George Bush has appointed a diplomat infamous for supporting right-wing death squads in Central America during the 1980s to succeed Paul Bremer as the top US official in Iraq. UN Ambassador John Negroponte is set to take over what will be the largest US embassy in the world, that in Baghdad.


According to a four-part series in the Baltimore Sun, in 1982 alone the Honduran press ran 318 stories of murders and kidnappings by the Honduran military. In a 1995 series, Sun reporters Gary Cohn and Ginger Thompson detailed the activities of a secret CIA-trained Honduran army unit, Battalion 316, that used "shock and suffocation devices in interrogations. Prisoners often were kept naked and, when no longer useful, killed and buried in unmarked graves." In 1994, Honduras's National Commission for the Protection of Human Rights reported that it was officially admitted that 179 civilians were still missing.

Former official Rick Chidester, who served under Negroponte, says he was ordered to remove all mention of torture and executions from the draft of his 1982 report on the human rights situation in Honduras. During Negroponte's tenure, US military aid to Honduras skyrocketed from $3.9 million to over $77 million. Much of this went to ensure the Honduran army's loyalty in the battle against popular movements throughout Central America.


JIM PAUL: Well, it's pretty sad that they take this approach. At the time when he was nominated to be the U.N. Ambassador, it was apparently going to be a fairly robust discussion of his past in Honduras. If the Democrats don't want to discuss it, it's probably because they're a little nervous about raising this whole issue and seeming to be opposed to counter-insurgency at a time when some of them feel and evidently the Kerry campaign feels it's unpatriotic not to be in favor of this kind of a thing.

AMY GOODMAN: And this whole issue of the Battalion 316 in Honduras that used shock and suffocation and terrorism devices and prisoners were kept naked and when no longer useful, killed and buried in unmarked graves. In 1994, the Commission for Protection of Human Rights reported it was officially admitted that 179 civilians were still missing. Again, this, the battalion in the 1980's that earned John Negroponte a reputation as Ambassador in Honduras as a supporter of widespread human rights abuses and terror. As Ambassador to Honduras, Negroponte playing a key role in the U.S. aid to the Contra death squads in Nicaragua and shoring up the brutal military dictatorship in Honduras. Your response.
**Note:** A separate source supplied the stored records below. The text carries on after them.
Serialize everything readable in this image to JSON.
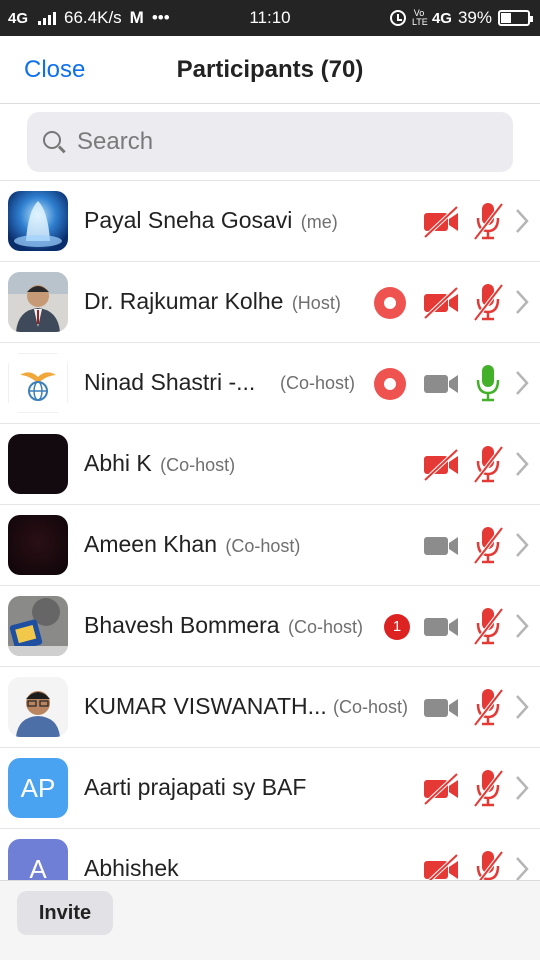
{
  "status_bar": {
    "network": "4G",
    "speed": "66.4K/s",
    "mail_icon": "M",
    "more": "•••",
    "time": "11:10",
    "volte": "Vo LTE",
    "network2": "4G",
    "battery": "39%",
    "battery_level": 0.39
  },
  "header": {
    "close_label": "Close",
    "title": "Participants (70)"
  },
  "search": {
    "placeholder": "Search"
  },
  "participants": [
    {
      "name": "Payal Sneha Gosavi",
      "role": "(me)",
      "avatar": "photo-water",
      "recording": false,
      "unread": null,
      "video": "off",
      "mic": "muted"
    },
    {
      "name": "Dr. Rajkumar Kolhe",
      "role": "(Host)",
      "avatar": "photo-man-suit",
      "recording": true,
      "unread": null,
      "video": "off",
      "mic": "muted"
    },
    {
      "name": "Ninad Shastri -...",
      "role": "(Co-host)",
      "avatar": "logo-wings-globe",
      "recording": true,
      "unread": null,
      "video": "available",
      "mic": "active"
    },
    {
      "name": "Abhi K",
      "role": "(Co-host)",
      "avatar": "photo-dark",
      "recording": false,
      "unread": null,
      "video": "off",
      "mic": "muted"
    },
    {
      "name": "Ameen Khan",
      "role": "(Co-host)",
      "avatar": "photo-dark-red",
      "recording": false,
      "unread": null,
      "video": "available",
      "mic": "muted"
    },
    {
      "name": "Bhavesh Bommera",
      "role": "(Co-host)",
      "avatar": "photo-device",
      "recording": false,
      "unread": "1",
      "video": "available",
      "mic": "muted"
    },
    {
      "name": "KUMAR VISWANATH...",
      "role": "(Co-host)",
      "avatar": "photo-man-glasses",
      "recording": false,
      "unread": null,
      "video": "available",
      "mic": "muted"
    },
    {
      "name": "Aarti prajapati sy BAF",
      "role": "",
      "avatar": "initials",
      "initials": "AP",
      "avatar_color": "#4aa3f0",
      "recording": false,
      "unread": null,
      "video": "off",
      "mic": "muted"
    },
    {
      "name": "Abhishek",
      "role": "",
      "avatar": "initials",
      "initials": "A",
      "avatar_color": "#6f7fd6",
      "recording": false,
      "unread": null,
      "video": "off",
      "mic": "muted"
    }
  ],
  "footer": {
    "invite_label": "Invite"
  },
  "colors": {
    "accent": "#0e71eb",
    "muted_red": "#e53935",
    "unmuted_green": "#43b02a",
    "icon_gray": "#8c8c8c",
    "recording": "#ef5350"
  }
}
JIM PAUL: Well, it's hard to say any more, Amy. You pictured a person who is a pretty nasty character.

AMY GOODMAN: I mean, diplomats alleging that the Embassy’s annual human rights reports made Honduras sound more like Norway than Argentina, this when Negroponte was in charge. Now, he will be in charge of the largest embassy in the world, with some 3,000 U.S. people, personnel, in Iraq, including some 500 CIA officers.

JIM PAUL: Well, they certainly intend to run Iraq out of that Embassy, and the U.S. forces are going to stay there. There's going to be whatever -- 120,000 or more U.S. troops in occupation. The U.S. military commanders are going to be in charge of the Iraqi military and Iraqi police. The U.S. has to sign off on any media that are licensed and so on. This is going to be the pro-consul in a way, very similar to Bremer's role that we have seen up to this point. I don't think that Negroponte is the person to bring democracy to Iraq.

Post a comment

Remember Me?

We welcome your opinions and viewpoints. Comments must remain civil, on-topic and must not violate any copyright or other laws. We reserve the right to delete any comments we deem inappropriate or non-constructive to the discussion for any reason, and to block any commenter for repeated violations.

Your email address is required to post, but it will not be published on the site.